Thoughts on the future of work, from the people and teams creating it.
As we know, there is a lot of division within college football, and look no further than the Jimbo Fisher/Nick Saban NIL “debate” for proof. However, actual Divisions are going away. When conferences began staging Championship games, it came with the requirement that the Conference be broken into two divisions and the winner of each division face each other in the Championship game. In May 2022, the NCAA rescinded this requirement and allowed each Conference to establish its requirements for qualification in its Championship game. The apparent change came quickly as the Pac-12 announced the elimination of its divisions. The two teams with the highest winning percentage will face each other in the Conference Championship game.

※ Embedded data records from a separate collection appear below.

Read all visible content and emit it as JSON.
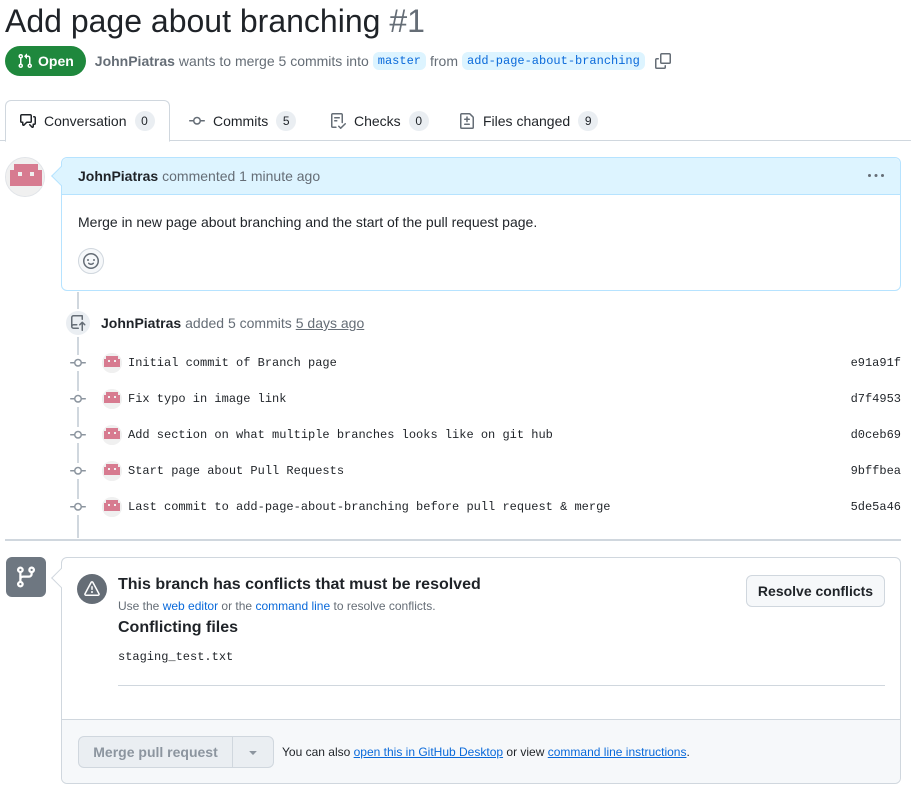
{
  "pr": {
    "title": "Add page about branching",
    "number": "#1",
    "state": "Open",
    "author": "JohnPiatras",
    "merge_text": "wants to merge 5 commits into",
    "base_branch": "master",
    "from_text": "from",
    "head_branch": "add-page-about-branching"
  },
  "tabs": [
    {
      "label": "Conversation",
      "count": "0"
    },
    {
      "label": "Commits",
      "count": "5"
    },
    {
      "label": "Checks",
      "count": "0"
    },
    {
      "label": "Files changed",
      "count": "9"
    }
  ],
  "comment": {
    "author": "JohnPiatras",
    "action": "commented 1 minute ago",
    "body": "Merge in new page about branching and the start of the pull request page."
  },
  "commits_event": {
    "author": "JohnPiatras",
    "action": "added 5 commits",
    "ago": "5 days ago"
  },
  "commits": [
    {
      "message": "Initial commit of Branch page",
      "sha": "e91a91f"
    },
    {
      "message": "Fix typo in image link",
      "sha": "d7f4953"
    },
    {
      "message": "Add section on what multiple branches looks like on git hub",
      "sha": "d0ceb69"
    },
    {
      "message": "Start page about Pull Requests",
      "sha": "9bffbea"
    },
    {
      "message": "Last commit to add-page-about-branching before pull request & merge",
      "sha": "5de5a46"
    }
  ],
  "mergebox": {
    "conflict_title": "This branch has conflicts that must be resolved",
    "conflict_sub_prefix": "Use the",
    "web_editor_link": "web editor",
    "conflict_sub_middle": "or the",
    "command_line_link": "command line",
    "conflict_sub_suffix": "to resolve conflicts.",
    "resolve_button": "Resolve conflicts",
    "conflicting_title": "Conflicting files",
    "conflicting_file": "staging_test.txt",
    "merge_button": "Merge pull request",
    "footer_prefix": "You can also",
    "desktop_link": "open this in GitHub Desktop",
    "footer_middle": "or view",
    "cli_link": "command line instructions",
    "footer_suffix": "."
  },
  "colors": {
    "open_green": "#1f883d",
    "link_blue": "#0969da",
    "comment_header": "#ddf4ff",
    "avatar_pink": "#d77b90"
  }
}
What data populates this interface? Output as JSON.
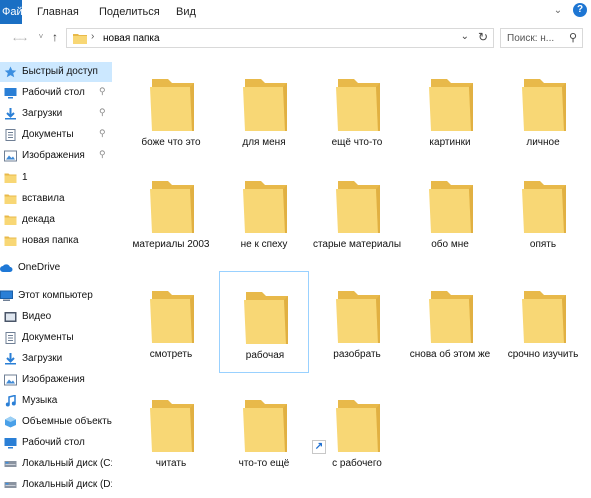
{
  "ribbon": {
    "file_tab": "Файл",
    "tabs": [
      "Главная",
      "Поделиться",
      "Вид"
    ],
    "help_label": "?"
  },
  "nav": {
    "back": "←",
    "forward": "→",
    "up": "↑",
    "path_sep": "›",
    "path": "новая папка",
    "search_placeholder": "Поиск: н..."
  },
  "sidebar": {
    "items": [
      {
        "label": "Быстрый доступ",
        "icon": "star-icon",
        "pinned": false
      },
      {
        "label": "Рабочий стол",
        "icon": "desktop-icon",
        "pinned": true
      },
      {
        "label": "Загрузки",
        "icon": "download-icon",
        "pinned": true
      },
      {
        "label": "Документы",
        "icon": "documents-icon",
        "pinned": true
      },
      {
        "label": "Изображения",
        "icon": "pictures-icon",
        "pinned": true
      },
      {
        "label": "1",
        "icon": "folder-icon",
        "pinned": false
      },
      {
        "label": "вставила",
        "icon": "folder-icon",
        "pinned": false
      },
      {
        "label": "декада",
        "icon": "folder-icon",
        "pinned": false
      },
      {
        "label": "новая папка",
        "icon": "folder-icon",
        "pinned": false
      },
      {
        "label": "OneDrive",
        "icon": "cloud-icon",
        "pinned": false
      },
      {
        "label": "Этот компьютер",
        "icon": "computer-icon",
        "pinned": false
      },
      {
        "label": "Видео",
        "icon": "video-icon",
        "pinned": false
      },
      {
        "label": "Документы",
        "icon": "documents-icon",
        "pinned": false
      },
      {
        "label": "Загрузки",
        "icon": "download-icon",
        "pinned": false
      },
      {
        "label": "Изображения",
        "icon": "pictures-icon",
        "pinned": false
      },
      {
        "label": "Музыка",
        "icon": "music-icon",
        "pinned": false
      },
      {
        "label": "Объемные объекты",
        "icon": "3d-objects-icon",
        "pinned": false
      },
      {
        "label": "Рабочий стол",
        "icon": "desktop-icon",
        "pinned": false
      },
      {
        "label": "Локальный диск (C:)",
        "icon": "drive-icon",
        "pinned": false
      },
      {
        "label": "Локальный диск (D:)",
        "icon": "drive-icon",
        "pinned": false
      }
    ]
  },
  "folders": [
    {
      "name": "боже что это"
    },
    {
      "name": "для меня"
    },
    {
      "name": "ещё что-то"
    },
    {
      "name": "картинки"
    },
    {
      "name": "личное"
    },
    {
      "name": "материалы 2003"
    },
    {
      "name": "не к спеху"
    },
    {
      "name": "старые материалы"
    },
    {
      "name": "обо мне"
    },
    {
      "name": "опять"
    },
    {
      "name": "смотреть"
    },
    {
      "name": "рабочая",
      "focused": true
    },
    {
      "name": "разобрать"
    },
    {
      "name": "снова об этом же"
    },
    {
      "name": "срочно изучить"
    },
    {
      "name": "читать"
    },
    {
      "name": "что-то ещё"
    },
    {
      "name": "с рабочего",
      "shortcut": true
    }
  ],
  "colors": {
    "folder_back": "#e8b94a",
    "folder_front": "#f8d775",
    "accent": "#1a6fc4",
    "selected_bg": "#cce8ff"
  }
}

The more considerable change will be how Conferences adjust their regular season schedules without divisional alignment. The change will allow for more flexibility and potentially better matchups for fans. The most intriguing conference, as always, is the SEC. With Texas and Oklahoma slated to join the conference soon and the increased flexibility in scheduling, there is an opportunity for significant change. The SEC is first considering 8 Conference games vs. 9 Conference games. An added Conference game would eliminate a Non-Conference game from each team's schedule, which could mean fewer games against Group of 5 or FCS schools. While that isn't a problem for the upper echelon teams in the SEC, the lower schools need those games to increase their win total to qualify for Bowl games and help with recruiting. Giving up an almost guaranteed win for a game against Alabama or LSU isn't appealing for most schools.
The other main difference between the 8/9 game conference schedule is the number of common opponents each season. The eight-game schedule bakes in 1 common opponent each year, meaning Alabama plays Auburn and Georgia always plays Florida, keeping traditional rivalries in place. The nine-game schedule allows for three common opponents each year, meaning when Texas joins, they can count on games against Oklahoma and Texas A&M each year. This is great for the historically “better” teams as higher profile matchups lead to better attendance, higher TV ratings, and, eventually, better contracts. If you put yourself in the shoes of Vanderbilt, the addition of 2 or 3 SEC powerhouses on your schedule every year makes the season that much more difficult while losing a non-conference win you were relying on. This schedule change makes rebuilding a program that much more difficult.
Eliminating divisions within conferences should lead to better matchups, less farcical non-conference matchups that still cost full price to get into, and better Championship games. It should also help identify the best four teams in the country to participate in the College Football Playoff. This may be a rare case where a decision from the NCAA means all college football fans win. Now, if we can only get to a 16-team playoff, that's a story for another day.